DATA FOR THE TASK.
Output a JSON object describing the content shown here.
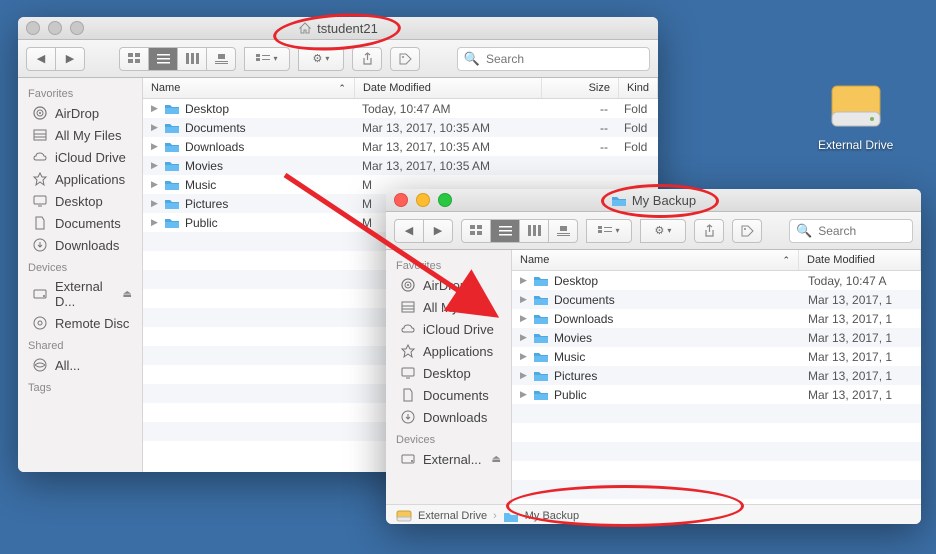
{
  "desktop": {
    "drive_label": "External Drive"
  },
  "search_placeholder": "Search",
  "sidebar": {
    "favorites_header": "Favorites",
    "devices_header": "Devices",
    "shared_header": "Shared",
    "tags_header": "Tags",
    "favorites": [
      {
        "label": "AirDrop"
      },
      {
        "label": "All My Files"
      },
      {
        "label": "iCloud Drive"
      },
      {
        "label": "Applications"
      },
      {
        "label": "Desktop"
      },
      {
        "label": "Documents"
      },
      {
        "label": "Downloads"
      }
    ],
    "devices_a": [
      {
        "label": "External D...",
        "eject": true
      },
      {
        "label": "Remote Disc"
      }
    ],
    "devices_b": [
      {
        "label": "External... ",
        "eject": true
      }
    ],
    "shared": [
      {
        "label": "All..."
      }
    ]
  },
  "columns": {
    "name": "Name",
    "date": "Date Modified",
    "size": "Size",
    "kind": "Kind"
  },
  "win1": {
    "title": "tstudent21",
    "rows": [
      {
        "name": "Desktop",
        "date": "Today, 10:47 AM",
        "size": "--",
        "kind": "Fold"
      },
      {
        "name": "Documents",
        "date": "Mar 13, 2017, 10:35 AM",
        "size": "--",
        "kind": "Fold"
      },
      {
        "name": "Downloads",
        "date": "Mar 13, 2017, 10:35 AM",
        "size": "--",
        "kind": "Fold"
      },
      {
        "name": "Movies",
        "date": "Mar 13, 2017, 10:35 AM",
        "size": "",
        "kind": ""
      },
      {
        "name": "Music",
        "date": "M",
        "size": "",
        "kind": ""
      },
      {
        "name": "Pictures",
        "date": "M",
        "size": "",
        "kind": ""
      },
      {
        "name": "Public",
        "date": "M",
        "size": "",
        "kind": ""
      }
    ]
  },
  "win2": {
    "title": "My Backup",
    "path": {
      "drive": "External Drive",
      "folder": "My Backup"
    },
    "rows": [
      {
        "name": "Desktop",
        "date": "Today, 10:47 A"
      },
      {
        "name": "Documents",
        "date": "Mar 13, 2017, 1"
      },
      {
        "name": "Downloads",
        "date": "Mar 13, 2017, 1"
      },
      {
        "name": "Movies",
        "date": "Mar 13, 2017, 1"
      },
      {
        "name": "Music",
        "date": "Mar 13, 2017, 1"
      },
      {
        "name": "Pictures",
        "date": "Mar 13, 2017, 1"
      },
      {
        "name": "Public",
        "date": "Mar 13, 2017, 1"
      }
    ]
  }
}
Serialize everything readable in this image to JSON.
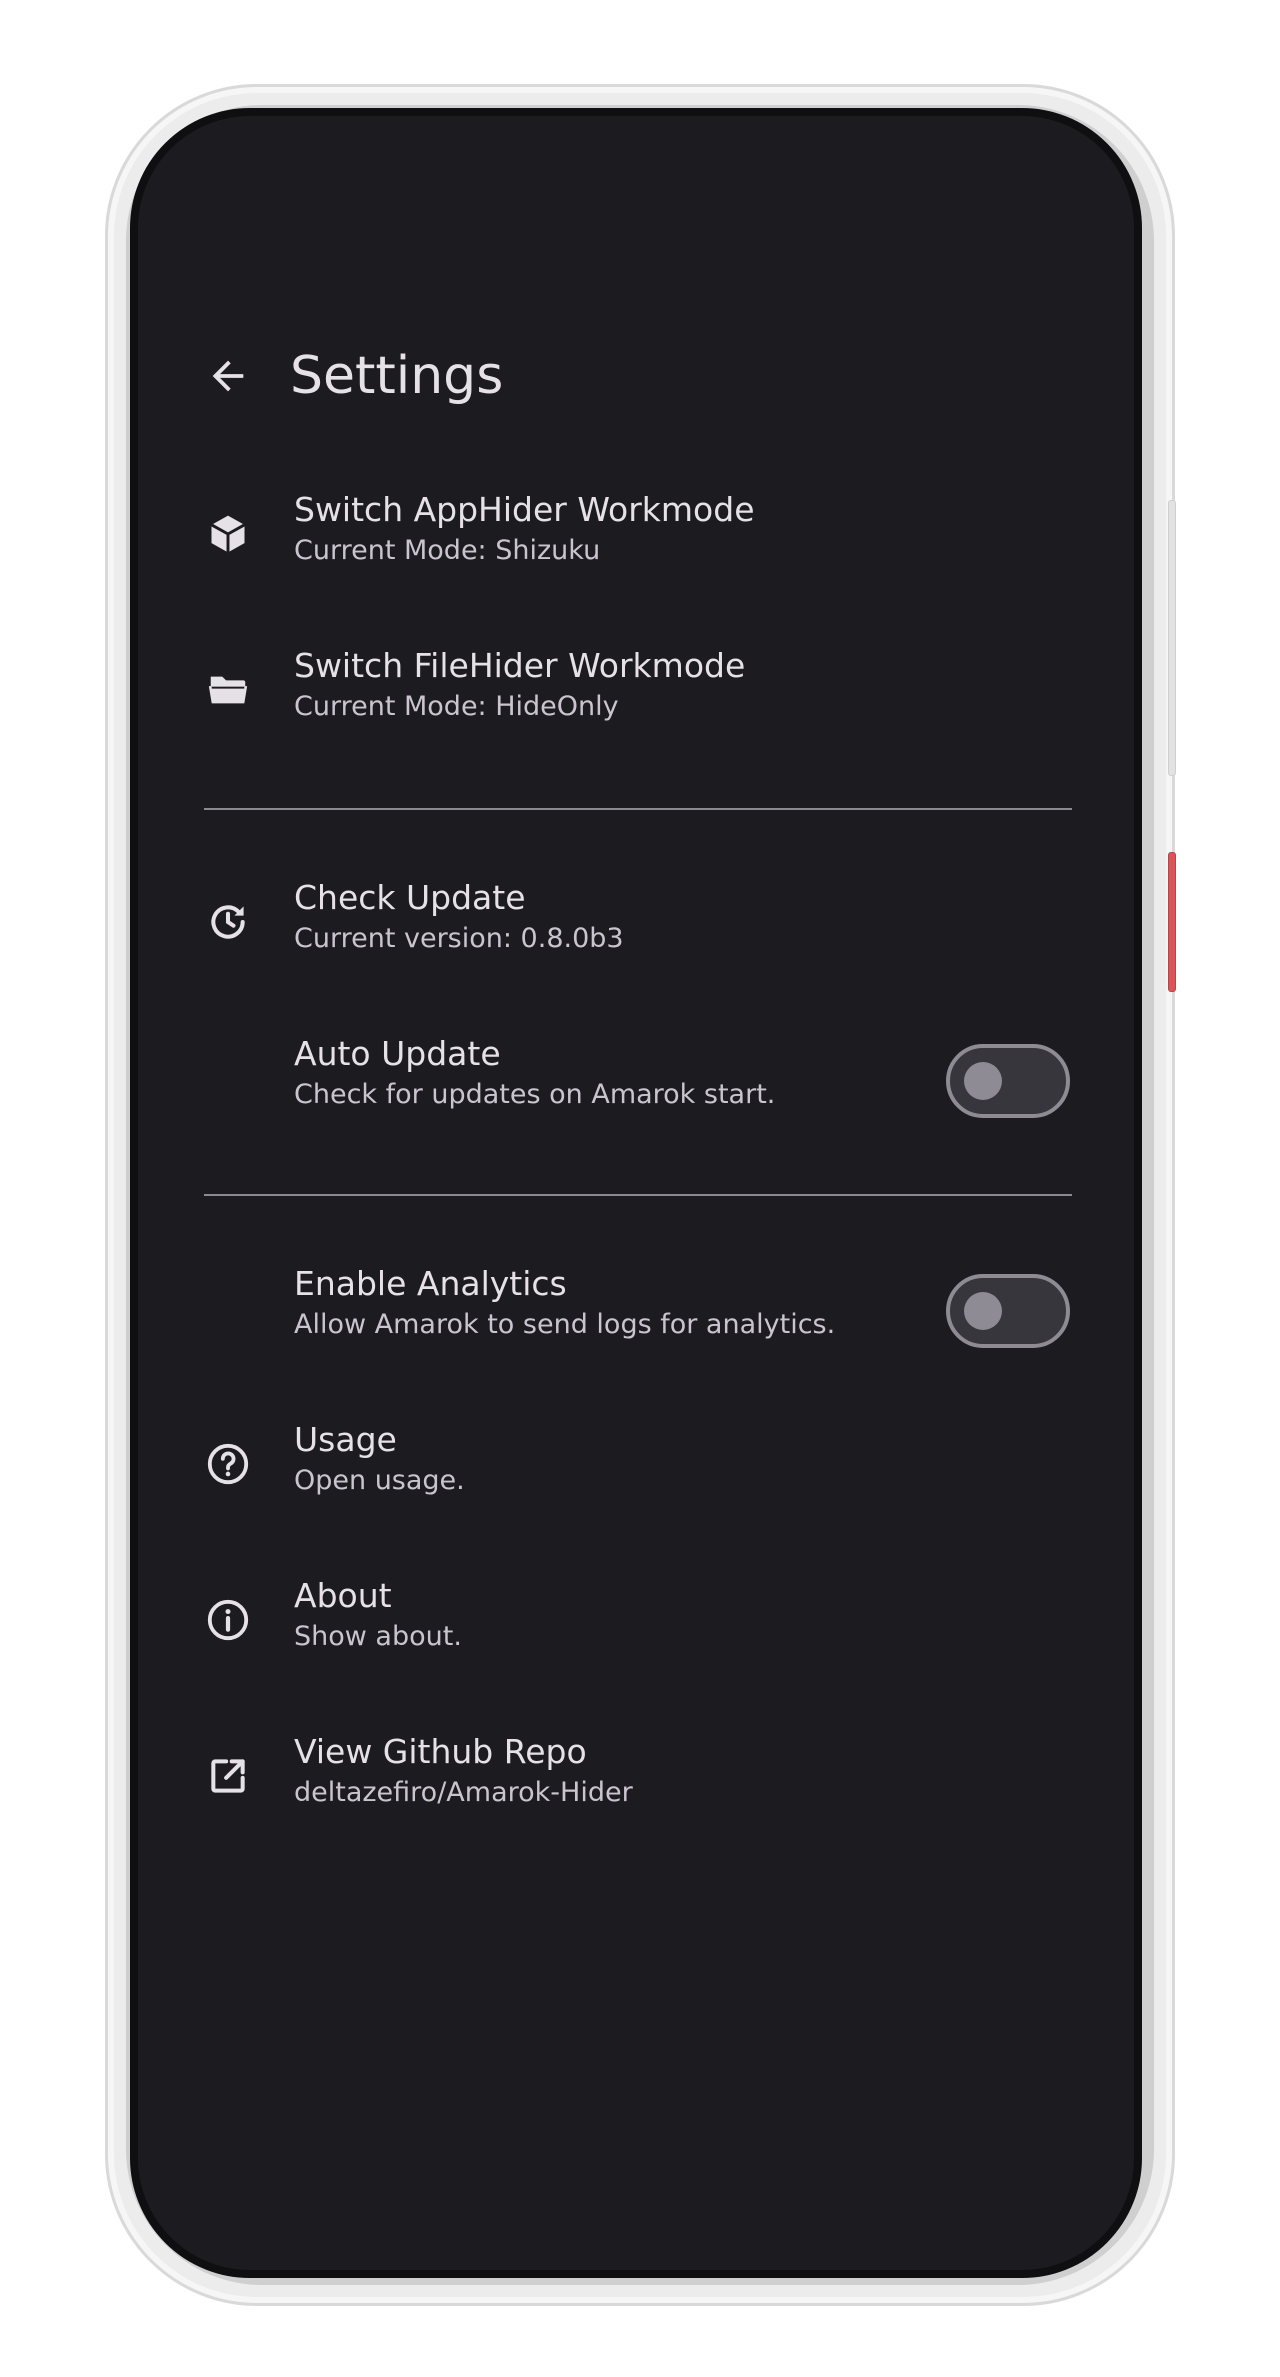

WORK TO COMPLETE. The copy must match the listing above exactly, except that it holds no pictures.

EXPECTED ANSWER.
Output a JSON object describing the content shown here.
{
  "desktop": {
    "drive_label": "External Drive"
  },
  "search_placeholder": "Search",
  "sidebar": {
    "favorites_header": "Favorites",
    "devices_header": "Devices",
    "shared_header": "Shared",
    "tags_header": "Tags",
    "favorites": [
      {
        "label": "AirDrop"
      },
      {
        "label": "All My Files"
      },
      {
        "label": "iCloud Drive"
      },
      {
        "label": "Applications"
      },
      {
        "label": "Desktop"
      },
      {
        "label": "Documents"
      },
      {
        "label": "Downloads"
      }
    ],
    "devices_a": [
      {
        "label": "External D...",
        "eject": true
      },
      {
        "label": "Remote Disc"
      }
    ],
    "devices_b": [
      {
        "label": "External... ",
        "eject": true
      }
    ],
    "shared": [
      {
        "label": "All..."
      }
    ]
  },
  "columns": {
    "name": "Name",
    "date": "Date Modified",
    "size": "Size",
    "kind": "Kind"
  },
  "win1": {
    "title": "tstudent21",
    "rows": [
      {
        "name": "Desktop",
        "date": "Today, 10:47 AM",
        "size": "--",
        "kind": "Fold"
      },
      {
        "name": "Documents",
        "date": "Mar 13, 2017, 10:35 AM",
        "size": "--",
        "kind": "Fold"
      },
      {
        "name": "Downloads",
        "date": "Mar 13, 2017, 10:35 AM",
        "size": "--",
        "kind": "Fold"
      },
      {
        "name": "Movies",
        "date": "Mar 13, 2017, 10:35 AM",
        "size": "",
        "kind": ""
      },
      {
        "name": "Music",
        "date": "M",
        "size": "",
        "kind": ""
      },
      {
        "name": "Pictures",
        "date": "M",
        "size": "",
        "kind": ""
      },
      {
        "name": "Public",
        "date": "M",
        "size": "",
        "kind": ""
      }
    ]
  },
  "win2": {
    "title": "My Backup",
    "path": {
      "drive": "External Drive",
      "folder": "My Backup"
    },
    "rows": [
      {
        "name": "Desktop",
        "date": "Today, 10:47 A"
      },
      {
        "name": "Documents",
        "date": "Mar 13, 2017, 1"
      },
      {
        "name": "Downloads",
        "date": "Mar 13, 2017, 1"
      },
      {
        "name": "Movies",
        "date": "Mar 13, 2017, 1"
      },
      {
        "name": "Music",
        "date": "Mar 13, 2017, 1"
      },
      {
        "name": "Pictures",
        "date": "Mar 13, 2017, 1"
      },
      {
        "name": "Public",
        "date": "Mar 13, 2017, 1"
      }
    ]
  }
}
Serialize everything readable in this image to JSON.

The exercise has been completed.